  • Title V Federal Operating Permits – facility with potential to emit (PTE) of 100 tons per year (tpy) of criteria pollutants or 10/25 tpy of hazardous air pollutants (HAPs)
  • Prevention of Significant Deterioration (PSD) New Source Review Permits (facility with 250 tpy of criteria pollutants)
  • Nonattainment New Source Review (NNSR) Permits – major source facilities located in nonattainment areas (e.g., ozone (smog) nonattainment).

Texas State Minor Source Air Permit Types Available for O&G

General Air Permit Application Process

  1. Determine emission sources and operating parameters (throughputs, runtime, capacities, product characteristics, etc.).
  2. Calculate facility and equipment potential to emit (PTE) emissions to determine best air permit authorization available.
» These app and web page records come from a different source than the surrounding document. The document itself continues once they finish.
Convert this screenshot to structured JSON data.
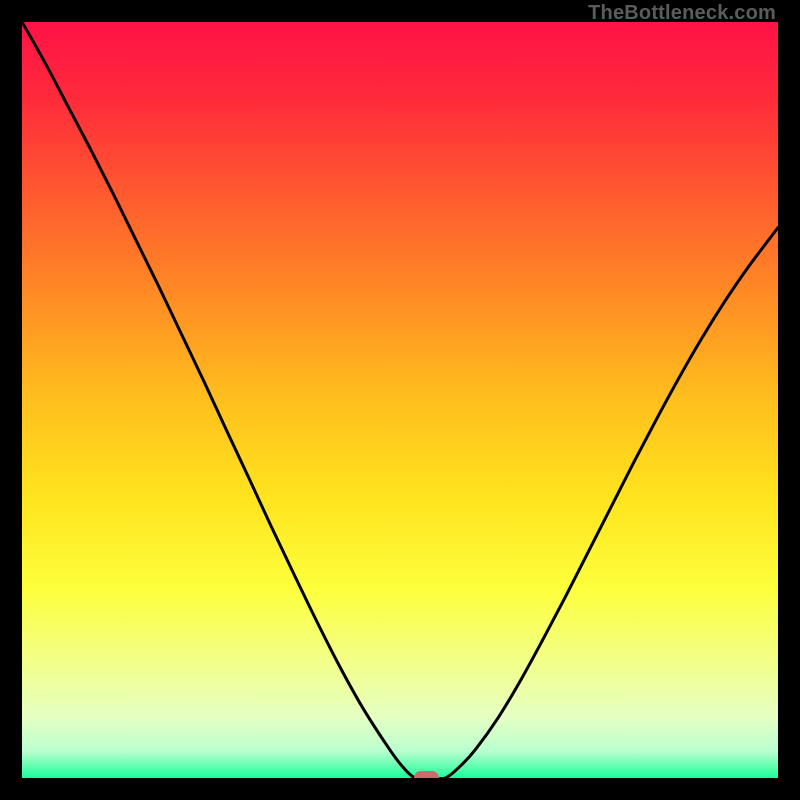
{
  "watermark": "TheBottleneck.com",
  "accent_marker_color": "#cc6b6c",
  "curve_color": "#000000",
  "gradient_stops": [
    {
      "offset": 0.0,
      "color": "#ff1246"
    },
    {
      "offset": 0.1,
      "color": "#ff2a3b"
    },
    {
      "offset": 0.22,
      "color": "#ff5730"
    },
    {
      "offset": 0.35,
      "color": "#ff8725"
    },
    {
      "offset": 0.5,
      "color": "#ffbf1d"
    },
    {
      "offset": 0.63,
      "color": "#ffe41e"
    },
    {
      "offset": 0.75,
      "color": "#fdff3c"
    },
    {
      "offset": 0.85,
      "color": "#f2ff8c"
    },
    {
      "offset": 0.92,
      "color": "#e5ffc3"
    },
    {
      "offset": 0.965,
      "color": "#b8ffcf"
    },
    {
      "offset": 0.985,
      "color": "#5fffb0"
    },
    {
      "offset": 1.0,
      "color": "#17ff9a"
    }
  ],
  "chart_data": {
    "type": "line",
    "title": "",
    "xlabel": "",
    "ylabel": "",
    "xlim": [
      0,
      100
    ],
    "ylim": [
      0,
      100
    ],
    "x": [
      0,
      3,
      6,
      9,
      12,
      15,
      18,
      21,
      24,
      27,
      30,
      33,
      36,
      39,
      42,
      45,
      48,
      50,
      52,
      54,
      56,
      58,
      60,
      63,
      66,
      69,
      72,
      75,
      78,
      81,
      84,
      87,
      90,
      93,
      96,
      100
    ],
    "values": [
      100,
      94.7,
      89,
      83.3,
      77.4,
      71.3,
      65.2,
      58.9,
      52.6,
      46.1,
      39.7,
      33.2,
      26.9,
      20.7,
      14.8,
      9.4,
      4.7,
      1.9,
      0,
      0,
      0,
      1.6,
      3.8,
      8,
      13,
      18.5,
      24.2,
      30.1,
      36,
      41.9,
      47.6,
      53.1,
      58.3,
      63.1,
      67.5,
      72.8
    ],
    "marker": {
      "x": 53.5,
      "y": 0,
      "width_frac": 0.033,
      "height_frac": 0.019
    },
    "grid": false,
    "legend": false
  }
}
Best permit strategy is to install emission controls (e.g., VRUs, Vapor Combustion Units, flares) to limit PTE to make the facility a minor source.
  3. Determine applicable regulatory requirements and emission standards.
  4. Prepare application using required TCEQ forms. 
  5. Submit completed application forms to TCEQ with any required permit application fees. Submittal of E-permits/Registrations using a STEERS (State of Texas Environmental Electronic Reporting System) Account may be an option.
  6. Begin construction and operation after approval or permit received from TCEQ. NOTE: Some PBRs do not require correspondence from TCEQ to begin construction/operation.
  7. Ensure that facility constructed and operated in compliance with all permit required emission control requirements and standards.


The TCEQ’s Office of Compliance and Enforcement enforces compliance with all environmental laws and regulations in Texas. Since the TCEQ has been delegated authority to administer the CAA requirements for Texas, it is the primary enforcement agency for federal air permits (Title 5, PSD, NNSR).
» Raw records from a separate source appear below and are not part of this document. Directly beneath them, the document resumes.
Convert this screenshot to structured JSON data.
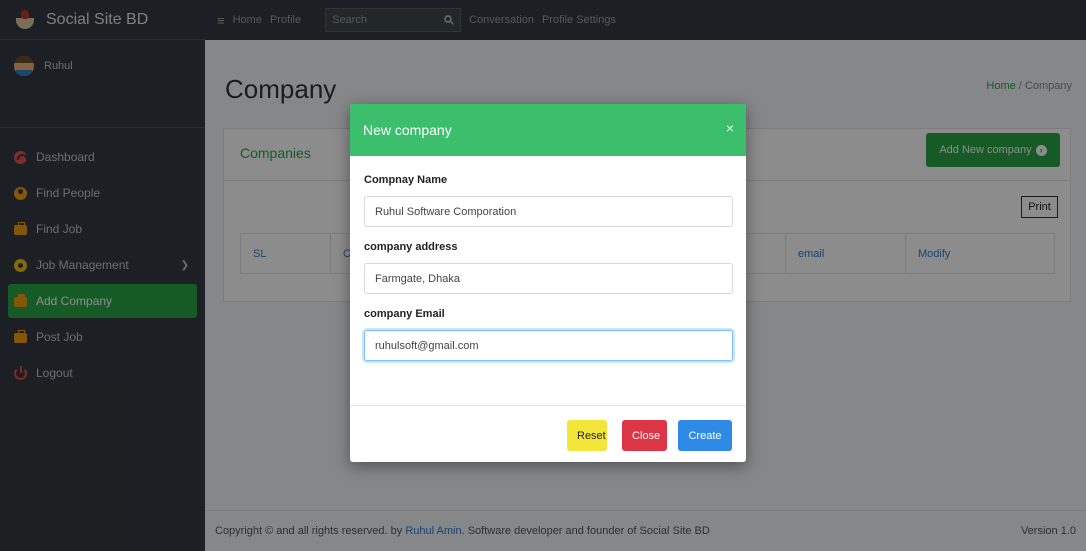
{
  "brand": {
    "name": "Social Site BD"
  },
  "user": {
    "name": "Ruhul"
  },
  "sidebar": {
    "items": [
      {
        "label": "Dashboard",
        "icon": "dashboard-icon"
      },
      {
        "label": "Find People",
        "icon": "user-icon"
      },
      {
        "label": "Find Job",
        "icon": "briefcase-icon"
      },
      {
        "label": "Job Management",
        "icon": "gear-icon"
      },
      {
        "label": "Add Company",
        "icon": "briefcase-icon"
      },
      {
        "label": "Post Job",
        "icon": "briefcase-icon"
      },
      {
        "label": "Logout",
        "icon": "power-icon"
      }
    ],
    "active_index": 4,
    "accent": "#28a745"
  },
  "topbar": {
    "hamburger": "≡",
    "links": [
      "Home",
      "Profile",
      "Conversation",
      "Profile Settings"
    ],
    "search_placeholder": "Search"
  },
  "page": {
    "title": "Company",
    "breadcrumb_home": "Home",
    "breadcrumb_sep": " / ",
    "breadcrumb_current": "Company"
  },
  "card": {
    "title": "Companies",
    "add_button": "Add New company",
    "print_button": "Print",
    "columns": [
      "SL",
      "Co",
      "",
      "",
      "email",
      "Modify"
    ]
  },
  "modal": {
    "title": "New company",
    "close_glyph": "×",
    "fields": [
      {
        "label": "Compnay Name",
        "value": "Ruhul Software Comporation"
      },
      {
        "label": "company address",
        "value": "Farmgate, Dhaka"
      },
      {
        "label": "company Email",
        "value": "ruhulsoft@gmail.com"
      }
    ],
    "buttons": {
      "reset": "Reset",
      "close": "Close",
      "create": "Create"
    },
    "header_color": "#3cbf6c"
  },
  "footer": {
    "text_before": "Copyright © and all rights reserved. by ",
    "author": "Ruhul Amin",
    "text_after": ". Software developer and founder of Social Site BD",
    "version": "Version 1.0"
  }
}
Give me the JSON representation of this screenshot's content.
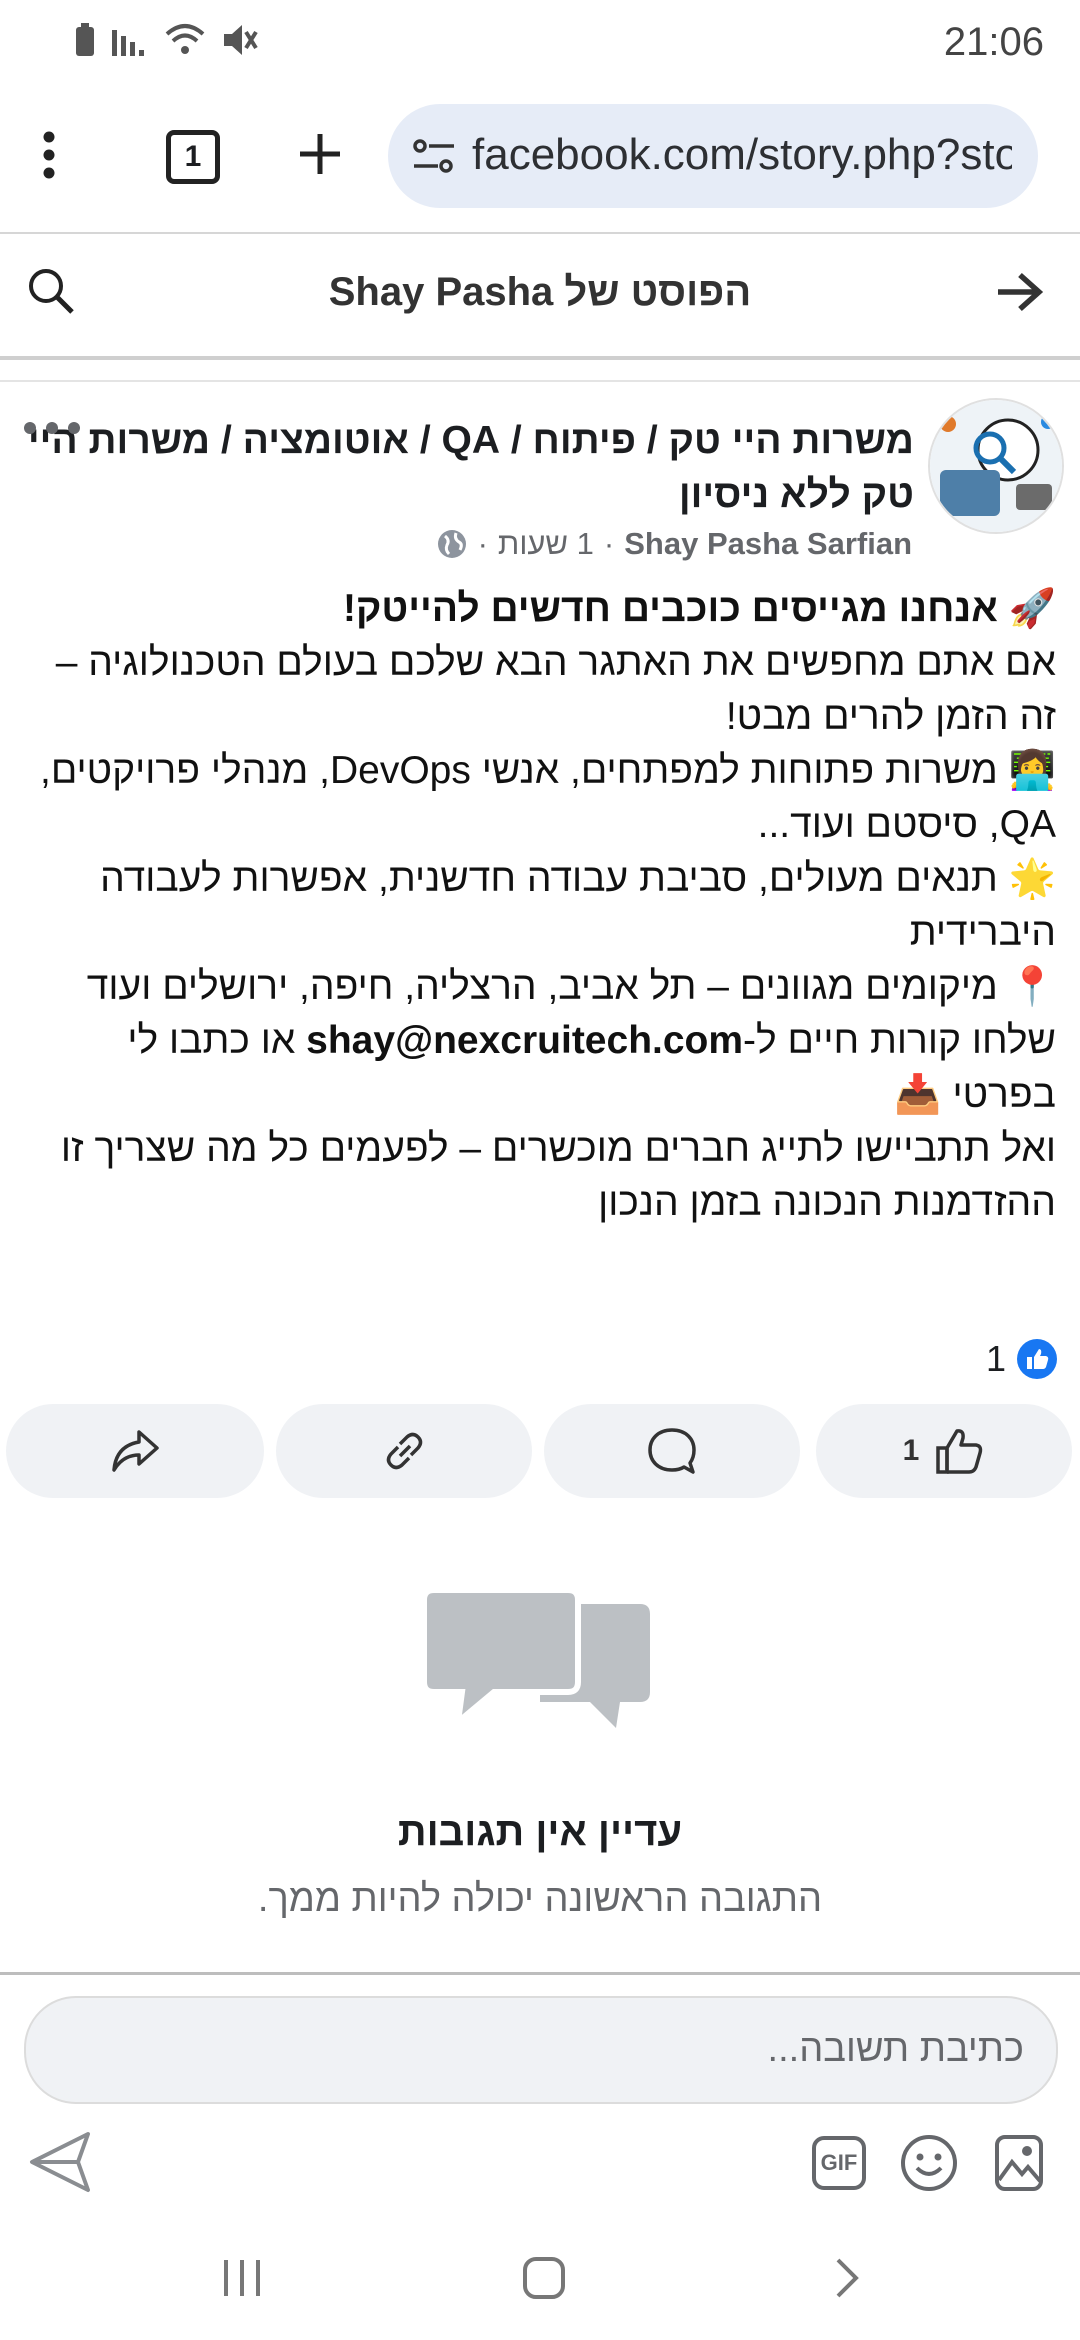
{
  "status_bar": {
    "time": "21:06"
  },
  "browser": {
    "url": "facebook.com/story.php?sto",
    "tab_count": "1"
  },
  "header": {
    "title": "הפוסט של Shay Pasha"
  },
  "post": {
    "group_name": "משרות היי טק / פיתוח / QA / אוטומציה / משרות היי טק ללא ניסיון",
    "author": "Shay Pasha Sarfian",
    "time": "1 שעות",
    "separator": "·",
    "lines": {
      "l1": "אנחנו מגייסים כוכבים חדשים להייטק!",
      "l2": "אם אתם מחפשים את האתגר הבא שלכם בעולם הטכנולוגיה – זה הזמן להרים מבט!",
      "l3": "משרות פתוחות למפתחים, אנשי DevOps, מנהלי פרויקטים, QA, סיסטם ועוד...",
      "l4": "תנאים מעולים, סביבת עבודה חדשנית, אפשרות לעבודה היברידית",
      "l5": "מיקומים מגוונים – תל אביב, הרצליה, חיפה, ירושלים ועוד",
      "l6_pre": "שלחו קורות חיים ל-",
      "l6_email": "shay@nexcruitech.com",
      "l6_post": " או כתבו לי בפרטי",
      "l7": "ואל תתביישו לתייג חברים מוכשרים – לפעמים כל מה שצריך זו ההזדמנות הנכונה בזמן הנכון"
    },
    "reaction_count": "1",
    "like_count": "1"
  },
  "comments": {
    "empty_title": "עדיין אין תגובות",
    "empty_subtitle": "התגובה הראשונה יכולה להיות ממך.",
    "input_placeholder": "כתיבת תשובה..."
  },
  "composer": {
    "gif_label": "GIF"
  },
  "colors": {
    "accent": "#1877f2",
    "pill_bg": "#f0f2f5",
    "url_bg": "#e6ecf7"
  },
  "icons": [
    "battery-icon",
    "signal-icon",
    "wifi-icon",
    "mute-icon",
    "menu-dots-icon",
    "plus-icon",
    "site-settings-icon",
    "search-icon",
    "arrow-right-icon",
    "globe-icon",
    "more-dots-icon",
    "like-icon",
    "comment-icon",
    "link-icon",
    "share-icon",
    "chat-bubbles-icon",
    "send-icon",
    "gif-icon",
    "emoji-icon",
    "image-icon",
    "recent-apps-icon",
    "home-icon",
    "back-icon"
  ]
}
Best Practices for Oil and Gas Permitting

Below are a few best practices that can help permit an oil and gas production facility. 
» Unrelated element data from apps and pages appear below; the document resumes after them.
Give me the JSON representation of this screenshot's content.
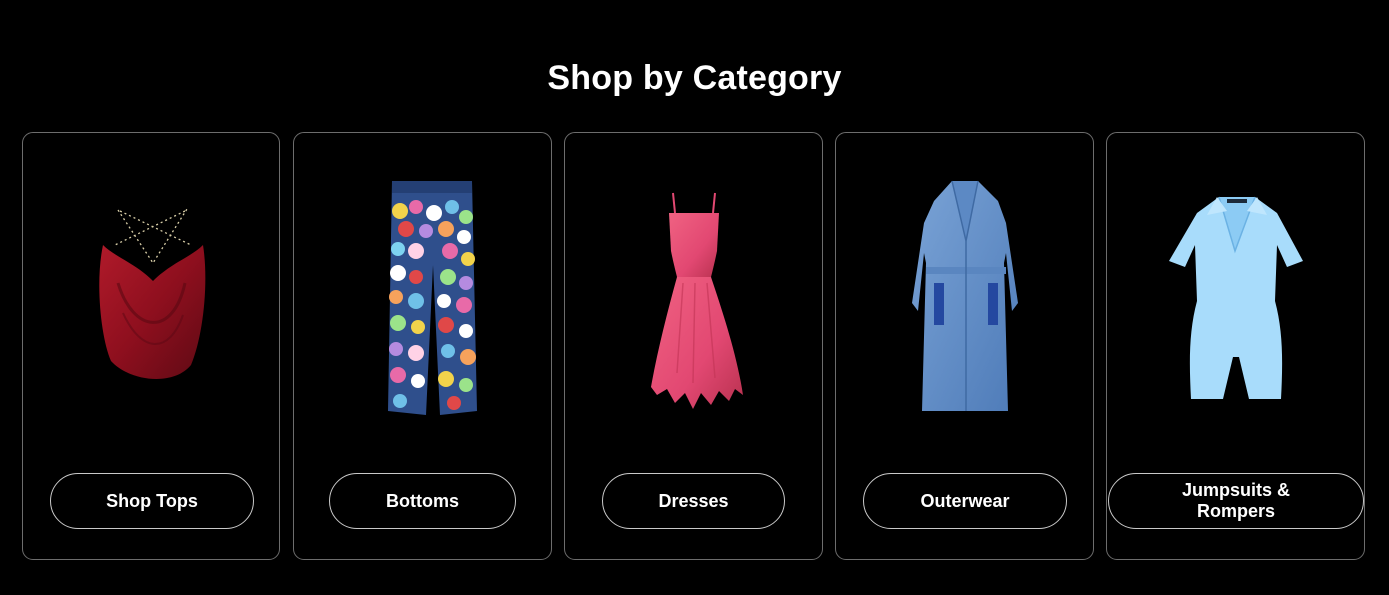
{
  "page": {
    "heading": "Shop by Category"
  },
  "categories": [
    {
      "label": "Shop Tops",
      "product": "red cowl-neck halter top"
    },
    {
      "label": "Bottoms",
      "product": "patchwork denim jeans"
    },
    {
      "label": "Dresses",
      "product": "pink handkerchief-hem dress"
    },
    {
      "label": "Outerwear",
      "product": "denim trench coat"
    },
    {
      "label": "Jumpsuits & Rompers",
      "product": "light blue collared romper"
    }
  ],
  "colors": {
    "background": "#000000",
    "text": "#ffffff",
    "card_border": "#6d6d6d",
    "button_border": "#c9c9c9"
  }
}
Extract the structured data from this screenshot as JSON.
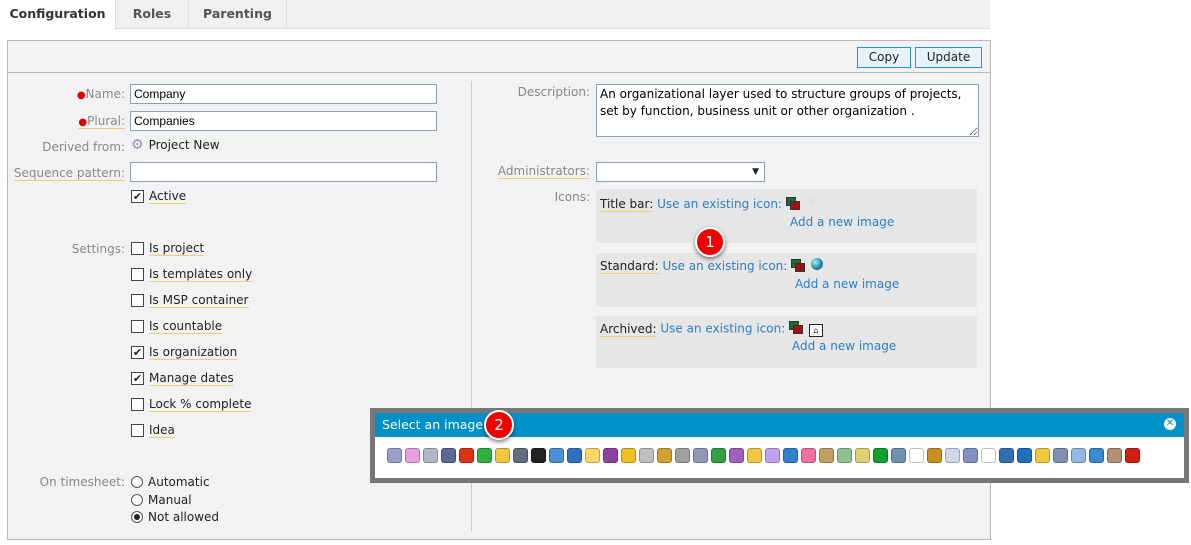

  1. Design and operate facilities to meet available PBR or Standard Air Permit for O&G.  This reduces approval time for initial permitting and subsequent modifications.
  2. Limit potential to emit (PTE) emissions and obtain enforceable permit limits (production rates, runtime, etc.) where needed to qualify as a minor source. 
  3. Use emission controls to permit facilities as minor sources.  Federal air permits (Title V, PSD, NNSR) have more costs to comply with increased monitoring, recordkeeping and reporting requirements. 
  4. Minimize venting of natural gas.  Use vapor recovery units (VRU) as process equipment to control VOC emissions from storage tanks.  Use vapor recovery towers (VRT) as a part of the VRU system. 
  5. Use vapor combustion units (VCUs) or flares to control VOCs at facilities where VRUs are not feasible. 
  6. After the facility has been constructed and begins operation, verify that the approved air permit matches actual operations. 
  7. Prepare a briefing sheet and data forms that can be used to ensure the field operators comply all emission controls, permit monitoring, recordkeeping and reporting requirements. 
  8. Train field operations on the air permit requirements. 
  9. Conduct quarterly, semiannual or annual surveys of your facilities to ensure compliance. 

How does the right air permit save you money and lower exposure? 

If you can permit a facility as a minor source, then your permit fees, monitoring, reporting and recordkeeping would be less burdensome than for a major source.  The timeline to get an approval of a minor source general permit is usually much faster than for major source permits and individual permits.  If you shorten the time waiting for approval, the facility can begin production will no or minimal delays.  Also, use of minor source permit will reduce the exposure to federal oversight and requirements.

HY-BON/EDI uses its Identify, Quantify, Rectify (IQR) methodology to help your company reduce and manage air emissions. Our best in class Vapor Recovery Units, Vapor Recovery Towers, and Vapor Combustion Units can minimize emissions so production is optimized with minimal regulatory burdens.

Contact HY-BON/EDI now to find out how we can assist your operations. Company specific webinars tailored to your operations are available. Contact us at SW`97Y}=Jgoq]#[bemELm5FWt&~ or SW`97Y}=Jgoqz$2&]#[G5My#pf4RJ_`&d|q for details.